◆ **REQUIRED ACTION**
Reproduce all the data, character for character.

◆ **RECORDS SHOWN**
*****
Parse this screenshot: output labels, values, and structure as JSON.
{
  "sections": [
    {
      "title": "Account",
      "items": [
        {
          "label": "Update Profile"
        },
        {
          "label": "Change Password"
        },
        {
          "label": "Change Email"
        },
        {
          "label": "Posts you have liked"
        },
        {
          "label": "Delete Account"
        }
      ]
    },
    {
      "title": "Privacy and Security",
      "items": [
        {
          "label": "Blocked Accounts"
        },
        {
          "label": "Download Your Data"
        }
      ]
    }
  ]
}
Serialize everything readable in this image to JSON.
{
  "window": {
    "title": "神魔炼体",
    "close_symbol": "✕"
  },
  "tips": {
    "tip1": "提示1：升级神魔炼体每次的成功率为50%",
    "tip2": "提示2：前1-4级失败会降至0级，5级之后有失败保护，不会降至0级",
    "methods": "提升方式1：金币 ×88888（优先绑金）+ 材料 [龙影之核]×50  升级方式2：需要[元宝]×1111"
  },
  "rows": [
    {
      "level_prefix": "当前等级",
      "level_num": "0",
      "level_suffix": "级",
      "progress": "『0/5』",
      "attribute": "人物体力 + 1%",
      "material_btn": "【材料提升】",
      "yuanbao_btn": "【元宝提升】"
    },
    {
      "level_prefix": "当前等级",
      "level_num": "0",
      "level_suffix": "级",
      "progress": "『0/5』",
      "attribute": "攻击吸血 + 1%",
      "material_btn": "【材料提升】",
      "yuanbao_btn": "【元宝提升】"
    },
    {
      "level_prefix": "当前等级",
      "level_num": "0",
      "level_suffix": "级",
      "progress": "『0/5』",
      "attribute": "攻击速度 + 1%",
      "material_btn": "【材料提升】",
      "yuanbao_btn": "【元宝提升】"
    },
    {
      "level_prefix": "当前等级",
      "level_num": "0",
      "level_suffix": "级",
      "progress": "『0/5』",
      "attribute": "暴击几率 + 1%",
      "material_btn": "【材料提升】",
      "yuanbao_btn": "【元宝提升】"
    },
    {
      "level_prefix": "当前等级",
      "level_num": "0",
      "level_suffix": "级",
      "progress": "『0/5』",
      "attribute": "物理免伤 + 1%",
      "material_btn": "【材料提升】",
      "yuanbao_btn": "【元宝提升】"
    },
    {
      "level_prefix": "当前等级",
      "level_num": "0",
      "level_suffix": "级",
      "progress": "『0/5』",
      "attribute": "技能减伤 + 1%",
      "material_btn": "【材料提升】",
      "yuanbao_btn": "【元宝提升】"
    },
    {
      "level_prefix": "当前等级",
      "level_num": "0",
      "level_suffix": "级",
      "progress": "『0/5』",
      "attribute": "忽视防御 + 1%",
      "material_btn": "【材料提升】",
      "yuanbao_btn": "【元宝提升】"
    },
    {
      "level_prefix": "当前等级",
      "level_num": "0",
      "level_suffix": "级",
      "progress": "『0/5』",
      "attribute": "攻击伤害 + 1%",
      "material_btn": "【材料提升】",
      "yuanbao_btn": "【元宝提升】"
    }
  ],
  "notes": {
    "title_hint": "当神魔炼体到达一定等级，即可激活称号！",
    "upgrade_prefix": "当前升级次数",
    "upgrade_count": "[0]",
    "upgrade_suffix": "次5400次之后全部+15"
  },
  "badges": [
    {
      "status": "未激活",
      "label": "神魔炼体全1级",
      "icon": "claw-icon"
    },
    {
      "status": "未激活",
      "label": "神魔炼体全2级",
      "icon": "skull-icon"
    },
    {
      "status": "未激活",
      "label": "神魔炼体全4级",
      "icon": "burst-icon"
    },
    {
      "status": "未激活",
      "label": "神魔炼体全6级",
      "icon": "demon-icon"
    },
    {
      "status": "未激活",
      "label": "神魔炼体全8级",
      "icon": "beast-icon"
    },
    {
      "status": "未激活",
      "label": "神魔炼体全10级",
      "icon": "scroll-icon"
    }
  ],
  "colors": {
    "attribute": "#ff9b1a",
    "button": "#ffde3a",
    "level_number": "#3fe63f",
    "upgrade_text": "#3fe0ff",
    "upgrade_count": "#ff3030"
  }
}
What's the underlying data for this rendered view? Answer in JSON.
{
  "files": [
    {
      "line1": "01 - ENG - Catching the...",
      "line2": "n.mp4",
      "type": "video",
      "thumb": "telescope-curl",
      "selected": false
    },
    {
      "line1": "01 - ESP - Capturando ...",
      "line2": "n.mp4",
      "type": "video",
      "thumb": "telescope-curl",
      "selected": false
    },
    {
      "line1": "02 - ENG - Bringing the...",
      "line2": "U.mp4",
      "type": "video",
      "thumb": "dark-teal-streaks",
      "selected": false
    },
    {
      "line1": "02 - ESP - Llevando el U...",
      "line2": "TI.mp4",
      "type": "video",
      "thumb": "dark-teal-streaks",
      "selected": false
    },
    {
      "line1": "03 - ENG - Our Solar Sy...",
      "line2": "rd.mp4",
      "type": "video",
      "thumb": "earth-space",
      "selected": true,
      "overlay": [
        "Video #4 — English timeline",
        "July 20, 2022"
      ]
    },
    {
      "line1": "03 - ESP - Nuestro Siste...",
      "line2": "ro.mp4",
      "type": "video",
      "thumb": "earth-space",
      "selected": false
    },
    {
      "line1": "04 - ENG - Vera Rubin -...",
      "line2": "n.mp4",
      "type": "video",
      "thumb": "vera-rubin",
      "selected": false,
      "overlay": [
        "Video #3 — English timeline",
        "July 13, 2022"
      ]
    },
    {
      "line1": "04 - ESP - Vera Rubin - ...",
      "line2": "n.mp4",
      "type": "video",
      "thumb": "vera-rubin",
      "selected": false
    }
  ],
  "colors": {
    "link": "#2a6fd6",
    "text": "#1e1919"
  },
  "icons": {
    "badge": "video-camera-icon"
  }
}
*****
◆ **ANSWER FOR THE TASK**
Parse this screenshot: output labels, values, and structure as JSON.
{
  "sections": [
    {
      "title": "Account",
      "items": [
        {
          "label": "Update Profile"
        },
        {
          "label": "Change Password"
        },
        {
          "label": "Change Email"
        },
        {
          "label": "Posts you have liked"
        },
        {
          "label": "Delete Account"
        }
      ]
    },
    {
      "title": "Privacy and Security",
      "items": [
        {
          "label": "Blocked Accounts"
        },
        {
          "label": "Download Your Data"
        }
      ]
    }
  ]
}
Serialize everything readable in this image to JSON.
{
  "window": {
    "title": "神魔炼体",
    "close_symbol": "✕"
  },
  "tips": {
    "tip1": "提示1：升级神魔炼体每次的成功率为50%",
    "tip2": "提示2：前1-4级失败会降至0级，5级之后有失败保护，不会降至0级",
    "methods": "提升方式1：金币 ×88888（优先绑金）+ 材料 [龙影之核]×50  升级方式2：需要[元宝]×1111"
  },
  "rows": [
    {
      "level_prefix": "当前等级",
      "level_num": "0",
      "level_suffix": "级",
      "progress": "『0/5』",
      "attribute": "人物体力 + 1%",
      "material_btn": "【材料提升】",
      "yuanbao_btn": "【元宝提升】"
    },
    {
      "level_prefix": "当前等级",
      "level_num": "0",
      "level_suffix": "级",
      "progress": "『0/5』",
      "attribute": "攻击吸血 + 1%",
      "material_btn": "【材料提升】",
      "yuanbao_btn": "【元宝提升】"
    },
    {
      "level_prefix": "当前等级",
      "level_num": "0",
      "level_suffix": "级",
      "progress": "『0/5』",
      "attribute": "攻击速度 + 1%",
      "material_btn": "【材料提升】",
      "yuanbao_btn": "【元宝提升】"
    },
    {
      "level_prefix": "当前等级",
      "level_num": "0",
      "level_suffix": "级",
      "progress": "『0/5』",
      "attribute": "暴击几率 + 1%",
      "material_btn": "【材料提升】",
      "yuanbao_btn": "【元宝提升】"
    },
    {
      "level_prefix": "当前等级",
      "level_num": "0",
      "level_suffix": "级",
      "progress": "『0/5』",
      "attribute": "物理免伤 + 1%",
      "material_btn": "【材料提升】",
      "yuanbao_btn": "【元宝提升】"
    },
    {
      "level_prefix": "当前等级",
      "level_num": "0",
      "level_suffix": "级",
      "progress": "『0/5』",
      "attribute": "技能减伤 + 1%",
      "material_btn": "【材料提升】",
      "yuanbao_btn": "【元宝提升】"
    },
    {
      "level_prefix": "当前等级",
      "level_num": "0",
      "level_suffix": "级",
      "progress": "『0/5』",
      "attribute": "忽视防御 + 1%",
      "material_btn": "【材料提升】",
      "yuanbao_btn": "【元宝提升】"
    },
    {
      "level_prefix": "当前等级",
      "level_num": "0",
      "level_suffix": "级",
      "progress": "『0/5』",
      "attribute": "攻击伤害 + 1%",
      "material_btn": "【材料提升】",
      "yuanbao_btn": "【元宝提升】"
    }
  ],
  "notes": {
    "title_hint": "当神魔炼体到达一定等级，即可激活称号！",
    "upgrade_prefix": "当前升级次数",
    "upgrade_count": "[0]",
    "upgrade_suffix": "次5400次之后全部+15"
  },
  "badges": [
    {
      "status": "未激活",
      "label": "神魔炼体全1级",
      "icon": "claw-icon"
    },
    {
      "status": "未激活",
      "label": "神魔炼体全2级",
      "icon": "skull-icon"
    },
    {
      "status": "未激活",
      "label": "神魔炼体全4级",
      "icon": "burst-icon"
    },
    {
      "status": "未激活",
      "label": "神魔炼体全6级",
      "icon": "demon-icon"
    },
    {
      "status": "未激活",
      "label": "神魔炼体全8级",
      "icon": "beast-icon"
    },
    {
      "status": "未激活",
      "label": "神魔炼体全10级",
      "icon": "scroll-icon"
    }
  ],
  "colors": {
    "attribute": "#ff9b1a",
    "button": "#ffde3a",
    "level_number": "#3fe63f",
    "upgrade_text": "#3fe0ff",
    "upgrade_count": "#ff3030"
  }
}
What's the underlying data for this rendered view? Answer in JSON.
{
  "files": [
    {
      "line1": "01 - ENG - Catching the...",
      "line2": "n.mp4",
      "type": "video",
      "thumb": "telescope-curl",
      "selected": false
    },
    {
      "line1": "01 - ESP - Capturando ...",
      "line2": "n.mp4",
      "type": "video",
      "thumb": "telescope-curl",
      "selected": false
    },
    {
      "line1": "02 - ENG - Bringing the...",
      "line2": "U.mp4",
      "type": "video",
      "thumb": "dark-teal-streaks",
      "selected": false
    },
    {
      "line1": "02 - ESP - Llevando el U...",
      "line2": "TI.mp4",
      "type": "video",
      "thumb": "dark-teal-streaks",
      "selected": false
    },
    {
      "line1": "03 - ENG - Our Solar Sy...",
      "line2": "rd.mp4",
      "type": "video",
      "thumb": "earth-space",
      "selected": true,
      "overlay": [
        "Video #4 — English timeline",
        "July 20, 2022"
      ]
    },
    {
      "line1": "03 - ESP - Nuestro Siste...",
      "line2": "ro.mp4",
      "type": "video",
      "thumb": "earth-space",
      "selected": false
    },
    {
      "line1": "04 - ENG - Vera Rubin -...",
      "line2": "n.mp4",
      "type": "video",
      "thumb": "vera-rubin",
      "selected": false,
      "overlay": [
        "Video #3 — English timeline",
        "July 13, 2022"
      ]
    },
    {
      "line1": "04 - ESP - Vera Rubin - ...",
      "line2": "n.mp4",
      "type": "video",
      "thumb": "vera-rubin",
      "selected": false
    }
  ],
  "colors": {
    "link": "#2a6fd6",
    "text": "#1e1919"
  },
  "icons": {
    "badge": "video-camera-icon"
  }
}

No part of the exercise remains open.